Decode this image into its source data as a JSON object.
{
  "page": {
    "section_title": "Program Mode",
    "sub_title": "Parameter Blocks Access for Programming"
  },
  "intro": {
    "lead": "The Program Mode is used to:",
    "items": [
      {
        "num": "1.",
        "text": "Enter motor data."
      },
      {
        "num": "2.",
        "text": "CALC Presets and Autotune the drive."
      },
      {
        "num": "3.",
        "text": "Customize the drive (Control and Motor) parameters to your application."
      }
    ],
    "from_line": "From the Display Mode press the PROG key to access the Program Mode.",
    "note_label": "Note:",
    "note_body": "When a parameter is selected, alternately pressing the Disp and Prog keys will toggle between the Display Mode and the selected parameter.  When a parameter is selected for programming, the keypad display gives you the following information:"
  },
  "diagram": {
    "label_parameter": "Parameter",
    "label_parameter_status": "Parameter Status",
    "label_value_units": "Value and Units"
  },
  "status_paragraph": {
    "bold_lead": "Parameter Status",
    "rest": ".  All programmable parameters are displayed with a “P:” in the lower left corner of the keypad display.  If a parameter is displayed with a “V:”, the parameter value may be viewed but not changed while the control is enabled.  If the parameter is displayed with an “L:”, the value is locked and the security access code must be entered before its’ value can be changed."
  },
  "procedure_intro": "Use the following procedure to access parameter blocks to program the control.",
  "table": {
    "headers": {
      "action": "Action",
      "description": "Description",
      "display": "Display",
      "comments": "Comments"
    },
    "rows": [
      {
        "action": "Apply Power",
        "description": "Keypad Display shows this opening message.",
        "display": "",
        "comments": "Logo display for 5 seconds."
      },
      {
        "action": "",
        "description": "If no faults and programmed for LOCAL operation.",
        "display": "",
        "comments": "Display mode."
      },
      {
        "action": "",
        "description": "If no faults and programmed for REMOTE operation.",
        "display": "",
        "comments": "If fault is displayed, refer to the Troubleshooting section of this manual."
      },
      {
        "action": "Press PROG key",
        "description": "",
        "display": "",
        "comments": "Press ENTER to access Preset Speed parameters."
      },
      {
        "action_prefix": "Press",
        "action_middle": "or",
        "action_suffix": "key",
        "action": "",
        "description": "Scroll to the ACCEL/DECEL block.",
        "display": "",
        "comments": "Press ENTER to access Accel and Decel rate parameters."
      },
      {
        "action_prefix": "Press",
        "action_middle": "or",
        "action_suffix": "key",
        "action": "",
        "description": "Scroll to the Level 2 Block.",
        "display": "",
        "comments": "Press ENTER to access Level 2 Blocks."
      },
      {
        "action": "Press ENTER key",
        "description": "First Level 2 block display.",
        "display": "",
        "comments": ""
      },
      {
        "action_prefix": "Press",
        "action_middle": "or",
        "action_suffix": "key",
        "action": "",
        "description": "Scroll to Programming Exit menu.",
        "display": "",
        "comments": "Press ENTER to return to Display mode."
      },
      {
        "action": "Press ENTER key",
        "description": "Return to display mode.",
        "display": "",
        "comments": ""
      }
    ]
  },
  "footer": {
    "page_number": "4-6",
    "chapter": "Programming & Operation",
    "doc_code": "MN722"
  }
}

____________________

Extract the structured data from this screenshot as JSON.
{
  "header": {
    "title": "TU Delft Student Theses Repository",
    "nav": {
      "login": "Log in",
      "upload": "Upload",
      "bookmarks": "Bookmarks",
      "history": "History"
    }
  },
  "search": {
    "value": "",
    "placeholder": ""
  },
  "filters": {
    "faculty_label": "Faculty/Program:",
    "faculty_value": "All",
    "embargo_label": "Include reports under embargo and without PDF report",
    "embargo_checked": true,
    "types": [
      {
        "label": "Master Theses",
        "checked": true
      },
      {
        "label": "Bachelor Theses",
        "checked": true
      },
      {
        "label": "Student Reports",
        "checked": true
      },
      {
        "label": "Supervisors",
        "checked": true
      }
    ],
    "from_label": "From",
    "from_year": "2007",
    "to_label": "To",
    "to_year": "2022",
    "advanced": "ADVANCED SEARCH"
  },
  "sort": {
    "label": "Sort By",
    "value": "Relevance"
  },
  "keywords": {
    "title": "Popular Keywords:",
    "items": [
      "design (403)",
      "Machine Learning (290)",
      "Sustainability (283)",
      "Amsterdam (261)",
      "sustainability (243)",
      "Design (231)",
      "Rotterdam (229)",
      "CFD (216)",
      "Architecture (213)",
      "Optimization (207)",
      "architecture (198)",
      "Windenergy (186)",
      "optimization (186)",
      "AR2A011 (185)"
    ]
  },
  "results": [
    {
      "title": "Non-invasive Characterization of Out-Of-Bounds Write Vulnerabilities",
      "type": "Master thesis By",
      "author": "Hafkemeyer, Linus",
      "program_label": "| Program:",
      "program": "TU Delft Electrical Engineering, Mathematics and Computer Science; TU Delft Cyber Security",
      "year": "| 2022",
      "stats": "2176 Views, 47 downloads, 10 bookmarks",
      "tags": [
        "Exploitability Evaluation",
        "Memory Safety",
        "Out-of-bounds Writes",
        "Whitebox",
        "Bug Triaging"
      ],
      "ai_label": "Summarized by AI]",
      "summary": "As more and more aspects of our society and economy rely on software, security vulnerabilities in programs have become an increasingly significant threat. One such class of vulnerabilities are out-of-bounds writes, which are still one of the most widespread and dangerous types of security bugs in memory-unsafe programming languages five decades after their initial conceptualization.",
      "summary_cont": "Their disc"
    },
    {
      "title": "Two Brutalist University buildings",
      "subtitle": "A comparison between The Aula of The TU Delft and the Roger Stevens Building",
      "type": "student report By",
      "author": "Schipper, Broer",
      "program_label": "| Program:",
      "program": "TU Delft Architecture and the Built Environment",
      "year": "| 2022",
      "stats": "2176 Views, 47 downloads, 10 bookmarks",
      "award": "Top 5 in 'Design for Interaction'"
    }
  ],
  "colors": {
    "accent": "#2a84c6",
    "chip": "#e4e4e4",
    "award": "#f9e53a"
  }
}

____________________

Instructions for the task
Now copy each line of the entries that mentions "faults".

Written answer
        "description": "If no faults and programmed for LOCAL operation.",
        "description": "If no faults and programmed for REMOTE operation.",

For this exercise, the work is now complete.